Shrub ID

Asked April 26, 2016, 11:21 AM EDT

I was wondering if you could ID this shrub for me. It has berries and undulates when I push on it. It looks kind of like an arborvitae, but I don't think it is one as it doesn't seem to grow taller. It seems to put out separate roots above ground so that the shrub is kind of in "sections."

Hennepin County Minnesota

5 Responses

This is, indeed an arborvitae, also known as Thuja. There are many different kinds, and some get good sized, while others have been bred to stay smaller. They are slow growing, so it's possible that this one is still a youngster. They do tend to have more than one "trunk" that start near the soil, and although they usually maintain a bush or tree-like shape they can be splayed apart by heavy snows or ice-loads. This is why some folks wrap them in the winter.

Hi Mary,
Thanks for the ID. It doesn't look like the other arborvitae that I planted, which is thinner and grows tall (and doesn't undulate when touched). This one is much older than the one I planted two years ago, which has quadrupled it's height (it grows straight up). Someone else suggested that it might be a cedar, which seemed reasonable because I have cedar trees in the back yard, so I think the original landscapers must have liked cedars. Is it possible that it is some form of cedar shrub/hedge? I just saw a photo of "eastern red cedar" that resembles it.
Thanks,
Danielle

Well, it still looks like a Thuja to me, but here is a key that can help you identify the needle shape and branch structure:
http://www.ext.colostate.edu/mg/Gardennotes/152.html

This tree is also known as a White cedar, so maybe we are just dancing around terminology?

White cedar, yes maybe it's just terminology. I found some arborvitae shrubs and a few grow to the height of this shrub, Holmstrup and Tecknito, so perhaps it's one of those varieties. One other question, I'm no green thumb, but if I wanted to grow more shrubs from this one, could you instruct me on how to do that? Thanks!

This plant is too old to divide. Even if it was much younger it would be a iffy proposition. Woody plants do not divide well at all.

It may be possible to tip-layer it, or to air layering but both of these techniques have high failure rates, take a good deal of experience and can leave you with a mutilated plant.
http://www.ct.gov/caes/lib/caes/documents/publications/fact_sheets/plant_pathology_and_ecology/basic...

I have Holmstrup Thujas and some of them are over 20 feet tall. They don't necessarily stay small!

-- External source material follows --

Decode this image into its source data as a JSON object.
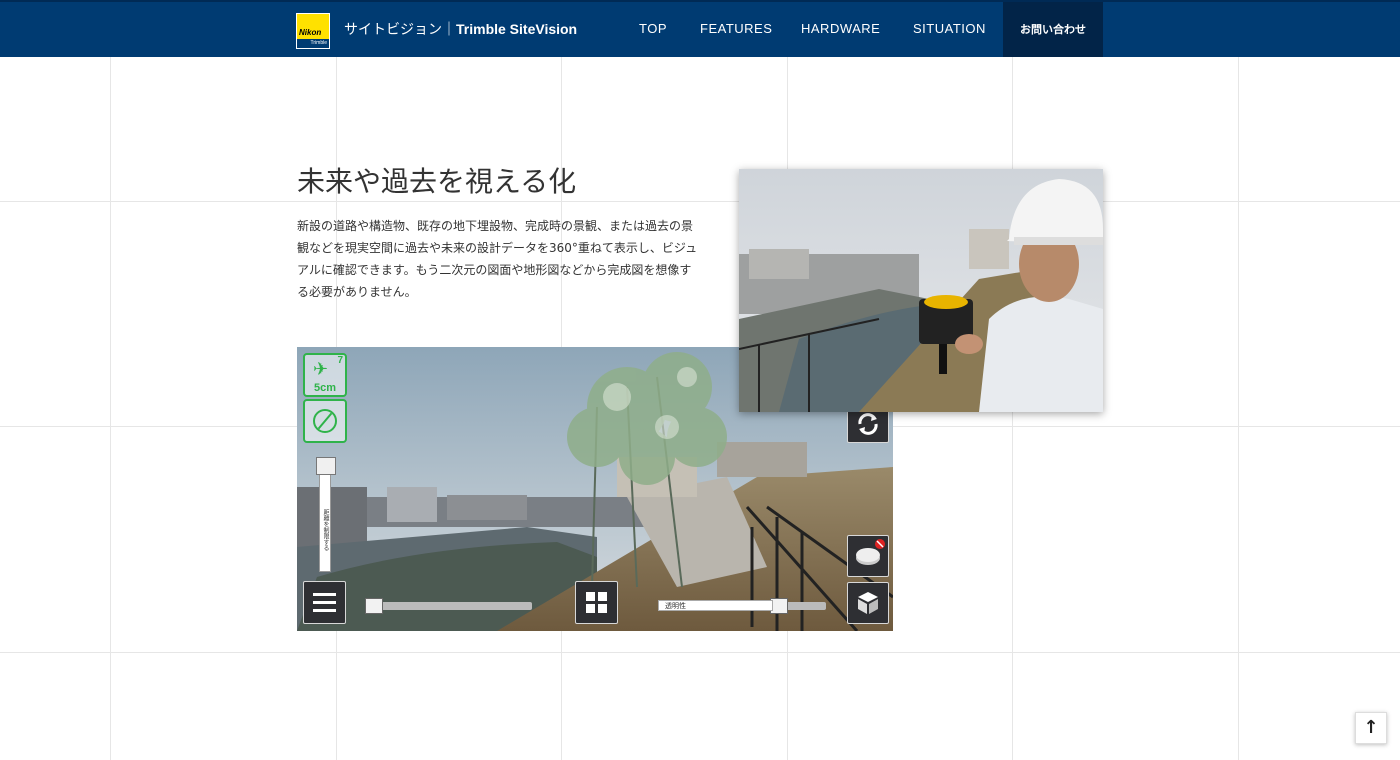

If you want more of these guys I'm afraid your best bet is to bring a photo and a branch to a good nursery and hope they will be able to find a match.

Good luck!